Problem requirements:
Find every line of the data below that has "screenshot" in it. Reply with the number only.

(Beginning of Entries shown)

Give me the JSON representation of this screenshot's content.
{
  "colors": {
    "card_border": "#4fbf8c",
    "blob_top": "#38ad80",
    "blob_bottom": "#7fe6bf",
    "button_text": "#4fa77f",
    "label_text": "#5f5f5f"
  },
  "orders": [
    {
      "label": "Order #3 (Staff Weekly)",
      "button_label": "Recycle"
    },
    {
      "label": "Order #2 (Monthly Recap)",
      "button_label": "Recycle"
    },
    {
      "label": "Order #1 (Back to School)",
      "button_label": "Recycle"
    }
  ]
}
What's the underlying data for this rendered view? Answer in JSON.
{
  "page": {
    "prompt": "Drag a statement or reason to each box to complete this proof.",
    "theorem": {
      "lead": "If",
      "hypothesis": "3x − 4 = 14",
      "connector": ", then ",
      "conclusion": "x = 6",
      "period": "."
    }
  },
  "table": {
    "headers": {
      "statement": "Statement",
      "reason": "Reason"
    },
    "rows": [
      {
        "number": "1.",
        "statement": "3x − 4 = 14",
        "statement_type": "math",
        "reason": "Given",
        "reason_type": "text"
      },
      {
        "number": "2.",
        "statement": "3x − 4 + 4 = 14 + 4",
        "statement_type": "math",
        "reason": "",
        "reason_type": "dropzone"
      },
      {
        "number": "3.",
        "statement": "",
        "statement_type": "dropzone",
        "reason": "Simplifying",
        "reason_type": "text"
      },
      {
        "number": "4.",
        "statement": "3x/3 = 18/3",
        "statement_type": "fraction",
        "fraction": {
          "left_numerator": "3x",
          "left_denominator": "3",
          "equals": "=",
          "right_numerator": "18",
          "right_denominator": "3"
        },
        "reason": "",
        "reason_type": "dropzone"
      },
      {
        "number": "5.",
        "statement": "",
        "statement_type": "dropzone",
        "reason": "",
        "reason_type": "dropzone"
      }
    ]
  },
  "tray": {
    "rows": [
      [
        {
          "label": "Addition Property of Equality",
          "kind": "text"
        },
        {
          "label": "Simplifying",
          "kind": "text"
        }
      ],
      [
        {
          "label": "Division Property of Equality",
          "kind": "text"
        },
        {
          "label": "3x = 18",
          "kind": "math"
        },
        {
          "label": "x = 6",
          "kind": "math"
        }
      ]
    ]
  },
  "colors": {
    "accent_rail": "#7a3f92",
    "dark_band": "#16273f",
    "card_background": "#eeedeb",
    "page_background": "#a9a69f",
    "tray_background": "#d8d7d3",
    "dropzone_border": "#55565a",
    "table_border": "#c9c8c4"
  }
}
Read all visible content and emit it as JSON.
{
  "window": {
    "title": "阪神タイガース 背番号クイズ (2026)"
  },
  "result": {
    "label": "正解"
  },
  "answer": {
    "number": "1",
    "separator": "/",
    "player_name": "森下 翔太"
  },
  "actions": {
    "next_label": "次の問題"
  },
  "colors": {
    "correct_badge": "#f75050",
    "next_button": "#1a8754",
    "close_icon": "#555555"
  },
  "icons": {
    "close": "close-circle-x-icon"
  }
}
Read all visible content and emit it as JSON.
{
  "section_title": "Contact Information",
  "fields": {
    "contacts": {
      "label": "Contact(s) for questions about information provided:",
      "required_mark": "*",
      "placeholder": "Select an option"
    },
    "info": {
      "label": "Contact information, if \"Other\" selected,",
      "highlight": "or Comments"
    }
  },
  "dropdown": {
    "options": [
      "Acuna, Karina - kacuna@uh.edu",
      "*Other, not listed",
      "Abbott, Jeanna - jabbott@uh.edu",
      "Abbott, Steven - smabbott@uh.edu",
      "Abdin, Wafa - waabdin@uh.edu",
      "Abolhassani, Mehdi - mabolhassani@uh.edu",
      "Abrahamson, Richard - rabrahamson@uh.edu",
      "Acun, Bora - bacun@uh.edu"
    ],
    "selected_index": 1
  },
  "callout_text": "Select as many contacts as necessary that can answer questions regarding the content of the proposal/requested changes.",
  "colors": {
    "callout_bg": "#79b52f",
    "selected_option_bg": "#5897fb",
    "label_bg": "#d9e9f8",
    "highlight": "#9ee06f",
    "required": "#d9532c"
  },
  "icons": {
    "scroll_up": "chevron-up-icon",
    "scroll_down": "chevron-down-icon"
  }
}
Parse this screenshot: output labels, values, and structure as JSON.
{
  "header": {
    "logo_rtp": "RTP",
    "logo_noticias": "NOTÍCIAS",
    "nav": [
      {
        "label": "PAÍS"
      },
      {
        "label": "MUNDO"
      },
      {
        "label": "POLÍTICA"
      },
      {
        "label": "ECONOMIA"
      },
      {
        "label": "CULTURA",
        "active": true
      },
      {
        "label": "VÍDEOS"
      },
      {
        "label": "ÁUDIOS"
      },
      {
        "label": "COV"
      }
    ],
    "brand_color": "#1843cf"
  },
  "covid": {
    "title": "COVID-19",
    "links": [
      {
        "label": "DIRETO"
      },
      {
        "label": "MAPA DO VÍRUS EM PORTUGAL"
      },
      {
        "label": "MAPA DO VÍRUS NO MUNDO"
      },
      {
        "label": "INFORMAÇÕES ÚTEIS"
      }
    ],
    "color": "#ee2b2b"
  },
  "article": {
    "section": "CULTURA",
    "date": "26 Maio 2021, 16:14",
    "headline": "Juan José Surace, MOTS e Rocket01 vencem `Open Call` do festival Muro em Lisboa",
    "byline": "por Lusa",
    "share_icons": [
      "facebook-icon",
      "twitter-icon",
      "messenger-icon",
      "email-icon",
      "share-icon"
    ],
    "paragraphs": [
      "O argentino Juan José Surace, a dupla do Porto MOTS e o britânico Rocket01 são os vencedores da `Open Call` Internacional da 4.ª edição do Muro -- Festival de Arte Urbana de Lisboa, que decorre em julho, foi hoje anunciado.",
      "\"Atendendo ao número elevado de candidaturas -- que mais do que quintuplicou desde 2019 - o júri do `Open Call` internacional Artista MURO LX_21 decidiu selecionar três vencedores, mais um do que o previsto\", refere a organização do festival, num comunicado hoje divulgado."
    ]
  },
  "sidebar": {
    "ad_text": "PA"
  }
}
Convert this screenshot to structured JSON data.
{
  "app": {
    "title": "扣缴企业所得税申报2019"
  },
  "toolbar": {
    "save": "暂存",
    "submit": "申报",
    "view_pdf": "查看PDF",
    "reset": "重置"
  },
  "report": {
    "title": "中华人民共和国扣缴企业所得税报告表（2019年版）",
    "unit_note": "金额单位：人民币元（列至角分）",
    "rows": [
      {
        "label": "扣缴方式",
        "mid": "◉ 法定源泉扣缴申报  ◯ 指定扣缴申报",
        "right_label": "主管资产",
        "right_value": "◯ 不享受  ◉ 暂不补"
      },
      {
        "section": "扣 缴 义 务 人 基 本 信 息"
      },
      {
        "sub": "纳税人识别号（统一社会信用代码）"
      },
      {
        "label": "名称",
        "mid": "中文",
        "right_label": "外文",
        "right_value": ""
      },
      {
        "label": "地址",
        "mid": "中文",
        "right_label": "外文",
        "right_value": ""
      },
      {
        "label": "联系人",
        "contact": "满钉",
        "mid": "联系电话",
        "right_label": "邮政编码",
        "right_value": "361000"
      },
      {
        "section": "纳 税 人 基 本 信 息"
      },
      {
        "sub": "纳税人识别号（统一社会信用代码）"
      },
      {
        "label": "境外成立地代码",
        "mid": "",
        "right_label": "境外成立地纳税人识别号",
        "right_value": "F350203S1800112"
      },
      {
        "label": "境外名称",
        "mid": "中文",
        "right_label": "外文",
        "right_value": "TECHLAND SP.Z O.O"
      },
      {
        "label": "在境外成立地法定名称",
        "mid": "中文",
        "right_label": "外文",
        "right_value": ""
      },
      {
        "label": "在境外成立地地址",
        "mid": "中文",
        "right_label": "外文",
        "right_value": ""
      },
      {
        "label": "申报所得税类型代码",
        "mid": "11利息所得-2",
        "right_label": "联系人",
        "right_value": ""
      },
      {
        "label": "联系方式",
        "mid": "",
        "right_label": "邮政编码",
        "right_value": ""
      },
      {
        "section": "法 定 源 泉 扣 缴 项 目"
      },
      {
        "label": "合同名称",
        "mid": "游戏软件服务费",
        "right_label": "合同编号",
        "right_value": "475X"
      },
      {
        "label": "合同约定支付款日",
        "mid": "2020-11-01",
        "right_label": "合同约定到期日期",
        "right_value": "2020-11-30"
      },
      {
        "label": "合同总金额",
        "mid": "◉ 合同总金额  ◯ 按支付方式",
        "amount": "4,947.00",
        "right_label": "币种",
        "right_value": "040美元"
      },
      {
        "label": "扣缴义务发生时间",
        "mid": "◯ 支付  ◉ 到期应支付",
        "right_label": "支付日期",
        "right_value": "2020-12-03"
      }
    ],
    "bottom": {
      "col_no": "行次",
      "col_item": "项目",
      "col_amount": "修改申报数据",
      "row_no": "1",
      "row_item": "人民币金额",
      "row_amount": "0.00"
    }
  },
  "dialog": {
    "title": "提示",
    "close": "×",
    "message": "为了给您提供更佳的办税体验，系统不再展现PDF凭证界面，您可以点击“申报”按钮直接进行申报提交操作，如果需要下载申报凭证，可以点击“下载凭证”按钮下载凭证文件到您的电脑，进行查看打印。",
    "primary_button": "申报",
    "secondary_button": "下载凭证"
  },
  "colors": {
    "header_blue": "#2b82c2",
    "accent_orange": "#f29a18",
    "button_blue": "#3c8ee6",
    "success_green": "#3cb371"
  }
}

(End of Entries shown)

Task result:
3